Presentation on theme: "ECON-313 INTERNATIONAL ECONOMICS Trade Policy in Developing Economies Bulent Temel www.bulenttemel.comwww.bulenttemel.com."— Presentation transcript:
ECON-313 INTERNATIONAL ECONOMICS Trade Policy in Developing Economies Bulent Temel
Learning points. How did developing economies develop in the 20th Century?. How should they develop in the 21st?. What is import-substitution policy, infant industry argument, export-orientation, free trade?
How did developing econs develop? M-substitution X-orientation Free trade
Import substitution = Protecting domestic manufacturing sector against foreign competitors until they become internationally competitive (Infant industry argument)
How to protect?. Increasing tariffs. Import quotas. Regulations on imports. Subsidies to manufacturers. Exchange rate controls
Tariffs = Taxes on imports Impact: More expensive import products More chances for cheaper products
Import quotas = Restricting the volume that can be sold in the domestic market Impact: Larger unsatisfied local demand for domestic producers Larger market share

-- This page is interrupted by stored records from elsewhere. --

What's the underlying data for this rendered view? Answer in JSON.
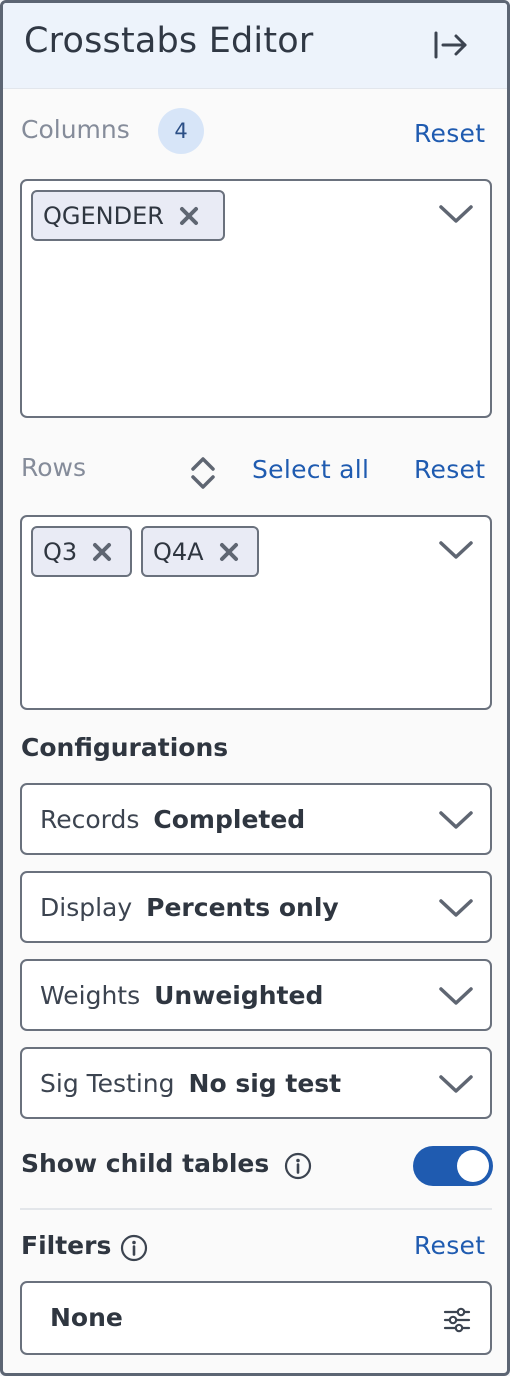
{
  "header": {
    "title": "Crosstabs Editor",
    "collapse_icon": "collapse-right-icon"
  },
  "columns": {
    "label": "Columns",
    "count": "4",
    "reset_label": "Reset",
    "chips": [
      "QGENDER"
    ]
  },
  "rows": {
    "label": "Rows",
    "select_all_label": "Select all",
    "reset_label": "Reset",
    "chips": [
      "Q3",
      "Q4A"
    ]
  },
  "configurations": {
    "heading": "Configurations",
    "items": [
      {
        "label": "Records",
        "value": "Completed"
      },
      {
        "label": "Display",
        "value": "Percents only"
      },
      {
        "label": "Weights",
        "value": "Unweighted"
      },
      {
        "label": "Sig Testing",
        "value": "No sig test"
      }
    ]
  },
  "child_tables": {
    "label": "Show child tables",
    "enabled": true
  },
  "filters": {
    "label": "Filters",
    "reset_label": "Reset",
    "value": "None"
  },
  "colors": {
    "accent": "#1f5bb0",
    "header_bg": "#edf3fb",
    "badge_bg": "#d7e5f8",
    "chip_bg": "#e9ebf5"
  }
}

Regulations on imports = Environmental, economic and health related rules and laws imposed on import products Impact: Fewer foreign products qualify Larger market for domestic producers
Subsidies to manufacturers = Providing capital or reducing tax rates for domestic manufacturers Impact: Domestic manufacturers can cut their prices and become more competitive against foreign competitors
Exchange rate controls = Fixing the value of local currency at a low level Impact: Foreign (domestic) products remain expensive (cheaper) for domestic (foreign) consumers Smaller imports, larger exports
The role of ¥/$ exchange rate in China-US economic relations
An example of change rate controls to boost trade China. (Yuan/$ rate was pegged for decades) Impact: Chinese products that remained very cheap for American consumers dominated the US econ.
Why protect? 1) In dvlping econs, capital markets may be imperfect (they dont provide venture capital) 2) Appropriatibility problem (First investment requires high costs like infrastructure that followers will not pay for)
Problems with import substitution 1) Investing in a capital-intensive industry may be premature in a labor-intensive econ High opportunity cost 2) Wrong industries can be protected National resources are wasted on industries that did not need help
Problems with import substitution 3) Protection Competitive manuf sector Competitiveness: f(Entrepreneurship, skilled labor, mgmt competence,...) 4) Protection Motivation to improve efficiency Higher domestic prices than import prices
Problems with import substitution 5) In dvlpng econs, dom markets may be too small to allow scale econ or profitable competition ( Expensive and low quality dom products) Q: Restricting imports = Restricting exports?
1965+: Export-based manuf. = Restrict imports, and manufacture to export to developed econs. By: tariffs, quotas, X subsidies.
1965+: Export-based manuf. Ex: HPAEs (High Performance Asian Econs) = 60s+: HK, Taiw, Singap, S Korea; 70s+: Malay, Thai, Indon; 80s+ China. Avg growth: 8-9% betw In HK & Sing: Exports > GDP
South Korean GDP ( )
1980s+ Neoliberalism = protection, regulations Impact: int trade, dvlpngs exported more manuf goods and less agric/mining prs. Outcome: Some grew faster, some slower. Income inequality and corruption in all.
Free trade vs. protectionism debate
Conclusion Recipe for growth in dvlping econs in a globalized word today:. Save. Invest in educ.. Buy domestic. Maximize X. Minimize M (cheap, locally unavailable inputs only)
Why? Savings $ in fin system Lower cost of borrowing Investments, growth, employment
Why? Investments in education (Cost of doing so < Returns from it in terms of efficiency and effectiveness)
Why? Buying domestic $ stays in dom econ Effective demand Inv, growth, employment
Example: If your consumption decision allows $0.25 to stay in domestic econ, and everyone spends 80% of their income to domestic goods and services... Then, your decision leads to creation of $1.14 in effective demand.